This unusually elaborate sample plate is decorated on both sides, the front with turqueries, chinoiseries, scenes of children and rural vistas as well as border patterns numbered from 1 to 12. The reverse with further border patterns numbered from 13 to 30 (30 being curiously out of sequence).
Without a mark it is almost impossible to differentiate between the porcelains of the different Paris porcelain factories since they all used a very similar hard-paste body and could decorate blanks produced elsewhere. All factories produce sample plates to show clients the range of their patterns, Régine de Plinval de Guillebon illustrates a similarly decorated rectangular sample plaque from the Nast factory.
On this plate they had difficulty in firing one of the green enamels. On the front, the green of the dress of the girl in panel no. 2 has fired well whilst the enamels of the boy in panel no. 1 have flaked off completely. This is perhaps the difference between greens derived from copper and those made from chrome that were introduced in the 19th century (although we have not tested the enamels). The dark greens on the reverse have also suffered perhaps due to slight over-firing.
Flaking and losses to over-fired green enamel.

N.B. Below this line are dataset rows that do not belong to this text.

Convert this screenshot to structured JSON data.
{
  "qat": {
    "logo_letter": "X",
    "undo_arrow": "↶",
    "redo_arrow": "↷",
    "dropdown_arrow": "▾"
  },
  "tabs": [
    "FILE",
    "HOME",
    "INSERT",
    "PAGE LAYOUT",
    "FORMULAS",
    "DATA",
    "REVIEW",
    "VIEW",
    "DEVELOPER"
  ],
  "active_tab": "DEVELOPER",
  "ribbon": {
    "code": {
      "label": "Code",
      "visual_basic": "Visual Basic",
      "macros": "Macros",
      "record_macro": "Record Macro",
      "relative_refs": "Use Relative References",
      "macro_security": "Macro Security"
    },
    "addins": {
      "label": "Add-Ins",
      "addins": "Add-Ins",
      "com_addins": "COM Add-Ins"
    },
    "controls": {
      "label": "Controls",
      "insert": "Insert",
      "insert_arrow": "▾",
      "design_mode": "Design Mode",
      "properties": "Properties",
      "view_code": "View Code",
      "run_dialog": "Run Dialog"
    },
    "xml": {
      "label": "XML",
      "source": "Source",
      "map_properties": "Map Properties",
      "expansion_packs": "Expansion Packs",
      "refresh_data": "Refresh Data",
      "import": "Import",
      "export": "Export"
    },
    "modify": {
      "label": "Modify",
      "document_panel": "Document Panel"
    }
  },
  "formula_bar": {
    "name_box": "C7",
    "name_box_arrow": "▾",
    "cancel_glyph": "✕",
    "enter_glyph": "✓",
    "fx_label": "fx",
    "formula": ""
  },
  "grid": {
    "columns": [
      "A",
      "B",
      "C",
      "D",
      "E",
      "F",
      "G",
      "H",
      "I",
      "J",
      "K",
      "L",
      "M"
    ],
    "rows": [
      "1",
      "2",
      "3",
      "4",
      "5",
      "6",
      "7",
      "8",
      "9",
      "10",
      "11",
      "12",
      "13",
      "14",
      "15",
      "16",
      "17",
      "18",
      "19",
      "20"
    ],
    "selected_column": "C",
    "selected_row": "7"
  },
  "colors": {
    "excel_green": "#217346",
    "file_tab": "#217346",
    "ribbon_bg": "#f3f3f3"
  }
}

Régine de Plinval de Guillebon, Faïence et porcelaine de Paris XVIIIe – XIXe siècles, Paris, Faton, 1995, p. 394-95, fig. 385